*** Opening of Given data ***

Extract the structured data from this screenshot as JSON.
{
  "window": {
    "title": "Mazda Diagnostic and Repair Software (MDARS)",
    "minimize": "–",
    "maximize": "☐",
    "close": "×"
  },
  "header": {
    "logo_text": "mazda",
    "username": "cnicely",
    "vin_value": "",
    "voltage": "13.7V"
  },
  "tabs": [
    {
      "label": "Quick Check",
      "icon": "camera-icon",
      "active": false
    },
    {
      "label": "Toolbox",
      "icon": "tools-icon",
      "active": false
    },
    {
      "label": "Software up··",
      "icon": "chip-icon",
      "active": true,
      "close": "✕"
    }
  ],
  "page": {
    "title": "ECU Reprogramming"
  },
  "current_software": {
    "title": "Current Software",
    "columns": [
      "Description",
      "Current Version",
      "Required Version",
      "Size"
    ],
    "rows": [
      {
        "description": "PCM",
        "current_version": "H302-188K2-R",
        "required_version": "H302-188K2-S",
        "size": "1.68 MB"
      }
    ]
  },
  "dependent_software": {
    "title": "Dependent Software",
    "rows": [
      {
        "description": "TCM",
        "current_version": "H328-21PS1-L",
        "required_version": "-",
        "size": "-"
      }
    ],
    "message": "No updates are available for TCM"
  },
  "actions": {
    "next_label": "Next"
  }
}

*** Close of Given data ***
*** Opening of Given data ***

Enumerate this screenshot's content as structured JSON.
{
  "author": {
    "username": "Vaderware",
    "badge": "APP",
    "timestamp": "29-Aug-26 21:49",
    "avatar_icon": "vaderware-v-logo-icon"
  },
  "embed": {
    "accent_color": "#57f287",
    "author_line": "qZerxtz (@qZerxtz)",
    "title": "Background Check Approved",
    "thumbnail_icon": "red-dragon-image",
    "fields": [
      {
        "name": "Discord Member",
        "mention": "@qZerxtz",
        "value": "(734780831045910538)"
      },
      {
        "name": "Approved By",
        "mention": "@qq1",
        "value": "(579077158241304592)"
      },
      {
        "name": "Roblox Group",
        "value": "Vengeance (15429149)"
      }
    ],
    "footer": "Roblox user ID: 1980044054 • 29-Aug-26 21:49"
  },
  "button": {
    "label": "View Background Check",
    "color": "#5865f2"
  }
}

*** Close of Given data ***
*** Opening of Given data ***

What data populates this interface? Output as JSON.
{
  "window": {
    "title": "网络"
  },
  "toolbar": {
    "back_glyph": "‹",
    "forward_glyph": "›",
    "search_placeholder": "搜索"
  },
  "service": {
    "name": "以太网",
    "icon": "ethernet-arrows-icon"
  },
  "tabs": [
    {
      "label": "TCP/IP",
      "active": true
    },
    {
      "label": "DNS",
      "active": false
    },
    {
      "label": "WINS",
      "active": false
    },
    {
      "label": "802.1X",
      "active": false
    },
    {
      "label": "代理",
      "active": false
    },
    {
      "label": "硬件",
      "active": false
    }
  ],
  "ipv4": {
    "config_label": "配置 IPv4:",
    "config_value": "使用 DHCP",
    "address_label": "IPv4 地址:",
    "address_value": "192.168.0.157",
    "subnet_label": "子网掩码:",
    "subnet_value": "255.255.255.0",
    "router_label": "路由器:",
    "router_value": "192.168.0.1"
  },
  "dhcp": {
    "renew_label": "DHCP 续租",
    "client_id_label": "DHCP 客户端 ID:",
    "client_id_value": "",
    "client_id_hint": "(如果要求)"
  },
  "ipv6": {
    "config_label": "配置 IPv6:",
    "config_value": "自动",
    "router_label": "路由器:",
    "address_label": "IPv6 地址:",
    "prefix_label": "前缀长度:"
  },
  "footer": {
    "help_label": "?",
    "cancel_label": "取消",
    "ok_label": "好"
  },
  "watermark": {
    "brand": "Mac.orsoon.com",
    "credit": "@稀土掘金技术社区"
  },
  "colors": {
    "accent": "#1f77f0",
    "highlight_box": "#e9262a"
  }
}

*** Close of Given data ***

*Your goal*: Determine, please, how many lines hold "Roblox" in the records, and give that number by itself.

*Written answer*: 2